Segment Start: Records

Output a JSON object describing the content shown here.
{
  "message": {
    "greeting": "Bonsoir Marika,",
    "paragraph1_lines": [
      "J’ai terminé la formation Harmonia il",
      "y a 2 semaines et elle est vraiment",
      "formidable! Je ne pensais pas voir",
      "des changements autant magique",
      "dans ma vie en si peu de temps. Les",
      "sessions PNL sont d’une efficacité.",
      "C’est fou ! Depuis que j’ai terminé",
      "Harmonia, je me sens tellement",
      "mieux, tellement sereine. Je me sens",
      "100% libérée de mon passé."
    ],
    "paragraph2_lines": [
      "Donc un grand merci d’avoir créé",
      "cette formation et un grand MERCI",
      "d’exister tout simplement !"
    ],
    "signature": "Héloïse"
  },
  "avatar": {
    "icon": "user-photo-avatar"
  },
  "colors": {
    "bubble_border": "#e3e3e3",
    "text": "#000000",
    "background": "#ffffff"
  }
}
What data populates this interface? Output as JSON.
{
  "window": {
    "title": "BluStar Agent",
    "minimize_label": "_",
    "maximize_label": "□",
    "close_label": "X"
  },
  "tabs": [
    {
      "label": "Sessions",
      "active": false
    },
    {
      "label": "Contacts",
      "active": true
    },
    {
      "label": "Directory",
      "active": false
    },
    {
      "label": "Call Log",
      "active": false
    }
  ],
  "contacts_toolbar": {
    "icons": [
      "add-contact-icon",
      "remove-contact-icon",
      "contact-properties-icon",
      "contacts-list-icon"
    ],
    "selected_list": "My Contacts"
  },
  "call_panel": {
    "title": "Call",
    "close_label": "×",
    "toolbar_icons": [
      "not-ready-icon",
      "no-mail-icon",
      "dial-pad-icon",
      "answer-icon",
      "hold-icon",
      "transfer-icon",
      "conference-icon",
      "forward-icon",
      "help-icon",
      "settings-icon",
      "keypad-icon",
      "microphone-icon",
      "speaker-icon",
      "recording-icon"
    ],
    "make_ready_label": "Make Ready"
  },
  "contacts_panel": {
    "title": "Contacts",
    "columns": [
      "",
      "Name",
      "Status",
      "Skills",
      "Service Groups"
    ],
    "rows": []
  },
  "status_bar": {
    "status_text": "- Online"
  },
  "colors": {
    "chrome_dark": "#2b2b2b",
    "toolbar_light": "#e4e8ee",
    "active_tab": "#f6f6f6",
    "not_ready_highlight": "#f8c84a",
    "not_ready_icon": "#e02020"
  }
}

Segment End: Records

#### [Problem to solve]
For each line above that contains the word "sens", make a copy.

#### [Solution for this task]
      "Harmonia, je me sens tellement",
      "mieux, tellement sereine. Je me sens",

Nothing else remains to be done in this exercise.